One Italian in two (47%) thinks it right to allow the use of artificial insemination techniques, also by unmarried heterosexual couples, provided external donors are not used (34% would also allow this type of solution for couples). 37% think it right to use the technology to allow single women to have children, and 16% would also extend this to female homosexual couples. The aspect that most concerns those interviewed is the age of the mother: only 14% would allow women over fifty years of age to use artificial insemination to have children.
One Italian in four is totally opposed to the use of artificial insemination, even by married couples and without recourse to donors. Overall, 45% are against donation (heterologous artificial insemination) and 33% in favour, while one Italian in five does not know or does not want to express an opinion on the matter.
The survey was conducted in the first days of September 2002 on a representative sample of 876 Italians over the age of 18.
This survey marks the beginning of a permanent monitor on relations between the public, institutions and scientific research by Observa.
Future surveys will address issues such as nuclear energy and research policies.

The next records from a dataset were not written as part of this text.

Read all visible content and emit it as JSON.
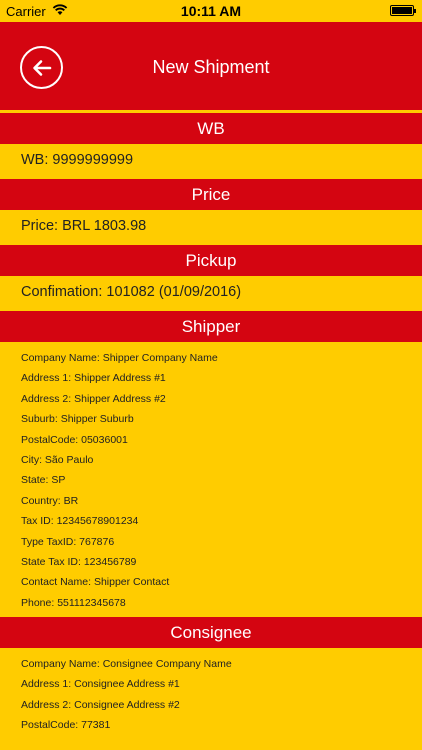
{
  "status": {
    "carrier": "Carrier",
    "time": "10:11 AM",
    "battery_level": 1.0
  },
  "nav": {
    "title": "New Shipment",
    "back_icon": "arrow-left-circle-icon"
  },
  "colors": {
    "brand_red": "#d40511",
    "brand_yellow": "#ffcc00"
  },
  "wb": {
    "header": "WB",
    "value": "WB: 9999999999"
  },
  "price": {
    "header": "Price",
    "value": "Price: BRL 1803.98"
  },
  "pickup": {
    "header": "Pickup",
    "value": "Confimation: 101082 (01/09/2016)"
  },
  "shipper": {
    "header": "Shipper",
    "rows": [
      "Company Name: Shipper Company Name",
      "Address 1: Shipper Address #1",
      "Address 2: Shipper Address #2",
      "Suburb: Shipper Suburb",
      "PostalCode: 05036001",
      "City: São Paulo",
      "State: SP",
      "Country: BR",
      "Tax ID: 12345678901234",
      "Type TaxID: 767876",
      "State Tax ID: 123456789",
      "Contact Name: Shipper Contact",
      "Phone: 551112345678"
    ]
  },
  "consignee": {
    "header": "Consignee",
    "rows": [
      "Company Name: Consignee Company Name",
      "Address 1: Consignee Address #1",
      "Address 2: Consignee Address #2",
      "PostalCode: 77381"
    ]
  }
}
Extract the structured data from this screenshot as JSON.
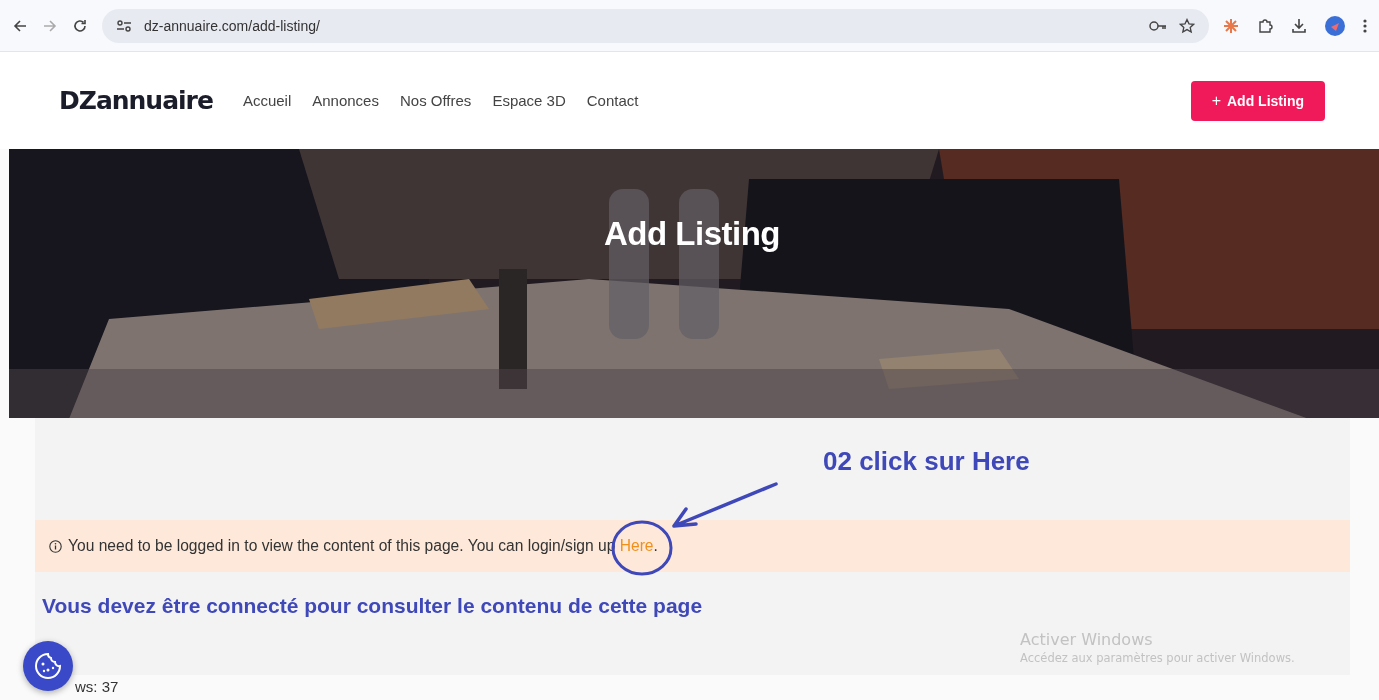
{
  "browser": {
    "url": "dz-annuaire.com/add-listing/"
  },
  "header": {
    "logo": "DZannuaire",
    "nav": [
      {
        "label": "Accueil"
      },
      {
        "label": "Annonces"
      },
      {
        "label": "Nos Offres"
      },
      {
        "label": "Espace 3D"
      },
      {
        "label": "Contact"
      }
    ],
    "cta": {
      "icon": "+",
      "label": "Add Listing"
    }
  },
  "hero": {
    "kind": "picture",
    "title": "Add Listing"
  },
  "notice": {
    "message": "You need to be logged in to view the content of this page. You can login/sign up ",
    "link": "Here",
    "end": "."
  },
  "annotations": {
    "step": "02 click sur Here",
    "caption": "Vous devez être connecté pour consulter le contenu de cette page"
  },
  "footer": {
    "views": "ws: 37"
  },
  "os_overlay": {
    "title": "Activer Windows",
    "subtitle": "Accédez aux paramètres pour activer Windows."
  }
}
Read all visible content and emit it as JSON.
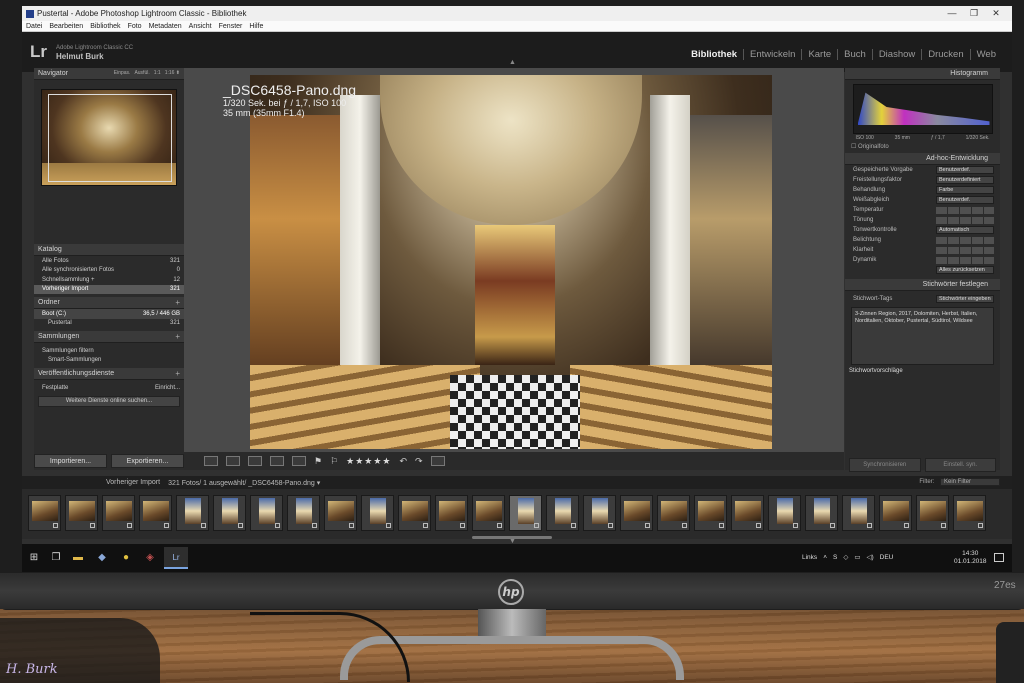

Observa is an independent research centre set up as part of POSTER, which intends creating a bridge between scientific research, political decisions and public opinion. The main aims of Observa’s work are to analyse, develop and evaluate solutions for: public participation in scientific, technological, health and environmental contexts; innovative procedures to involve the public in complex decisions and, in general, forms of dialogue between scientists and the wider public.